Thirdly, a Cardinal can be excused by reason of 'sickness or some other grave impediment' (para 38).  The College of Cardinals has to recognize the case though, and given the noise coming out of the Vatican, perhaps that is unlikely.

The fourth possibility is for a Cardinal to refuse to enter the Conclave, or having entered, leave without proper excuse (para 40), in which case the remaining Cardinal electors are free to proceed without him.  The virtue of 'holy obedience' hardly applies, after all, to one who has so violated his office as pastor as some seem to have.

And the final possibility is for divine action.

Whatever way things go, there is one part of Cardinal Bertone's statement that we can perhaps all agree on, and that is that we should be:

"...praying for Pope Benedict, praying that the Holy Spirit might enlighten the College of Cardinals, and praying for the future Pope, confident that the future of the barque of Peter is in God's hands."


Joshua said...

Quite right and well said.

There is an obvious difference between improperly trying to influence Cardinals for worldly reasons (e.g. blackmailing certain Princes of the Church who have not always themselves been simon-pure) and begging them in the name of Christ, for the good of the Church and souls, not to attend the Conclave, lest they tarnish it and by their imprudence cause scandal and worse (e.g. by frustrating, owing to their own worries about their past misdeeds coming in for punishment, the election of a decisive and energetic, orthodox Pope, and instead helping to orchestrate the election of a less desirable, indecisive and weak one, during whose reign they would be free to continue their own cynical manipulations).

From corrupt and sinful bishops, Good Lord, deliver us!

R J said...

Meanwhile, Britain's highest-ranking prelates seem even less trustworthy than ours:

Bear said...


I agree wholeheartedly with the idea of the lay faithful expressing views on the conclave and papal election: after all many of the faithful are knowledgeable, well educated, experienced in running large organisations and have a lot of "skin in the game".

I also observe that those who are calling for certain cardinals to absent themselves from the conclave are also often those who regularly remind their coreligionists that the Church is not a democracy.

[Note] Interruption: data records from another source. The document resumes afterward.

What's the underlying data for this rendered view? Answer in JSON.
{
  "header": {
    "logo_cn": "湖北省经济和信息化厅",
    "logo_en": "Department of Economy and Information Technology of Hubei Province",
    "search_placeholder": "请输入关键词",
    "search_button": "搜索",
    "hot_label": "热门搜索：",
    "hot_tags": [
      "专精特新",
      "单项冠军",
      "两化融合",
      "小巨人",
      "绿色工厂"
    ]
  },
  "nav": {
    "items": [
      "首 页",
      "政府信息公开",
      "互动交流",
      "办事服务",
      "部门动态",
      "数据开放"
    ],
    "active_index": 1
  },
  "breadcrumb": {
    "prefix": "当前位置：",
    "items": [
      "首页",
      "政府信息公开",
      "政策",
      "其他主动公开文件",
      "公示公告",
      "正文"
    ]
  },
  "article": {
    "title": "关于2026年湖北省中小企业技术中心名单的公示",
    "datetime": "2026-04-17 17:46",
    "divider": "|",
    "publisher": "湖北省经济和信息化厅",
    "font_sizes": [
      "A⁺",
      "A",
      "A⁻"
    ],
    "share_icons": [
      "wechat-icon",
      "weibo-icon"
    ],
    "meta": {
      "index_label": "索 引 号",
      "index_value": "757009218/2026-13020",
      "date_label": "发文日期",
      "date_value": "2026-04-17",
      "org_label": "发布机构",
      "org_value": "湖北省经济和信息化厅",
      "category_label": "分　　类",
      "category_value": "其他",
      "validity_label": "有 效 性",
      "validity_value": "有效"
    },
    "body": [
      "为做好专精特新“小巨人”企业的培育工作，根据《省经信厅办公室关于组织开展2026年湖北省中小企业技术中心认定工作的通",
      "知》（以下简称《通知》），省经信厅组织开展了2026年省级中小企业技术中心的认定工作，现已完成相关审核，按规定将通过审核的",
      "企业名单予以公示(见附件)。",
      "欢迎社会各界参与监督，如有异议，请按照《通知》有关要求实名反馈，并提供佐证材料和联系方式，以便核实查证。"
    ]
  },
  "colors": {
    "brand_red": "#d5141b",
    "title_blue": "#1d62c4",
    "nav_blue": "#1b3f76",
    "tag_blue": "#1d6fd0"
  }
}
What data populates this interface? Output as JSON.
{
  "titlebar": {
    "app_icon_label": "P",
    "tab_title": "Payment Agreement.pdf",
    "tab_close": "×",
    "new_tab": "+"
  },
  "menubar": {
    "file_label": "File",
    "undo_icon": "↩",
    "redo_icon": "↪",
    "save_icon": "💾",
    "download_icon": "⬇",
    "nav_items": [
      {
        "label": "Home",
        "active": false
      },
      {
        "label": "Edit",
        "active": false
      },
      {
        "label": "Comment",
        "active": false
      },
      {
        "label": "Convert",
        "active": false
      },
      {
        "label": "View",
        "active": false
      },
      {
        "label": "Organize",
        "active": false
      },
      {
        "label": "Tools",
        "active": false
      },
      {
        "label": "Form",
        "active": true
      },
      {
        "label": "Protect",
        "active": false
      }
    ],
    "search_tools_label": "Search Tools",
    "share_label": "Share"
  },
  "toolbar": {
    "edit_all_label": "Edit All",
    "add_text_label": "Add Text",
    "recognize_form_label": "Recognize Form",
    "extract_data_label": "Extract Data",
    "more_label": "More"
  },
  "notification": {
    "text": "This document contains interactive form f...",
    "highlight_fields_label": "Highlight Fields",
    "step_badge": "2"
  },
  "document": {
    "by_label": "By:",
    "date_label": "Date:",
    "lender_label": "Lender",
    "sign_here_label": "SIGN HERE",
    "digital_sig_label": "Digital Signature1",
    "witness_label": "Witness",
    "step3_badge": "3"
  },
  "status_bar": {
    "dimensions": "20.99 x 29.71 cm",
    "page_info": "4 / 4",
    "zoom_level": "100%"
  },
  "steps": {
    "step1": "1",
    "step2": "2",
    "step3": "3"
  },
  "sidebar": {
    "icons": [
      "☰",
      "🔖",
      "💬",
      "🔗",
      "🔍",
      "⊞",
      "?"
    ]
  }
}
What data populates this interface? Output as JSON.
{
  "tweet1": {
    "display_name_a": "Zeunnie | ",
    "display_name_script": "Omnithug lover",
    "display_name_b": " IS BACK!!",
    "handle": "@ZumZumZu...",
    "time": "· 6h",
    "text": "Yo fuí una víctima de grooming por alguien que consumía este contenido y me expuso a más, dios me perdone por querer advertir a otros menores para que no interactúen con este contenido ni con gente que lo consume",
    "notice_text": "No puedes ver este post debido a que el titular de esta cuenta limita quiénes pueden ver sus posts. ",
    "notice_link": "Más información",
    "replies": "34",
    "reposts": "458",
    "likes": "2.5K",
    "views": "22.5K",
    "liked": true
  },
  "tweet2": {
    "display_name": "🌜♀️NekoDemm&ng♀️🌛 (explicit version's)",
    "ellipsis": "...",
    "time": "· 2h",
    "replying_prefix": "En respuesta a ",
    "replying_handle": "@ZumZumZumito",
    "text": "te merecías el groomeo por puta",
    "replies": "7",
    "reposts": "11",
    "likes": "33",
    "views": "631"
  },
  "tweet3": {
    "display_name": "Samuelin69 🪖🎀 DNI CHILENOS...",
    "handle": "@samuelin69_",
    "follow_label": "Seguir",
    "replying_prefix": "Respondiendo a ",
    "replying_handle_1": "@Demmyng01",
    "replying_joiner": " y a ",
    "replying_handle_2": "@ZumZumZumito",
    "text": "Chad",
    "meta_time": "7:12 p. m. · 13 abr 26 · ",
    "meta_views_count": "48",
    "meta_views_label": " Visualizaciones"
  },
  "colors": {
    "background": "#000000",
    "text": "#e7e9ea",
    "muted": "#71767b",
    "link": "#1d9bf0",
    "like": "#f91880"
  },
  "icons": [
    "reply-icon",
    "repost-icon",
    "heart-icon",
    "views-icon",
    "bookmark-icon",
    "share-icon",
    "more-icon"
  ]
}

There is one problem with banning or asking certain cardinals from the conclave is that it will taint the election of the next pope - with accusations of rigging the election. Recall storm that happened when Pope John-Paul II changed the rules and excluded old cardinals.

If some of the cardinals were truly wicked, then wouldn't be easier to not go to the conclave, and then if the new pope is not to the liking, make claims of threats and coercion. This would undermine the new pope is a significant way.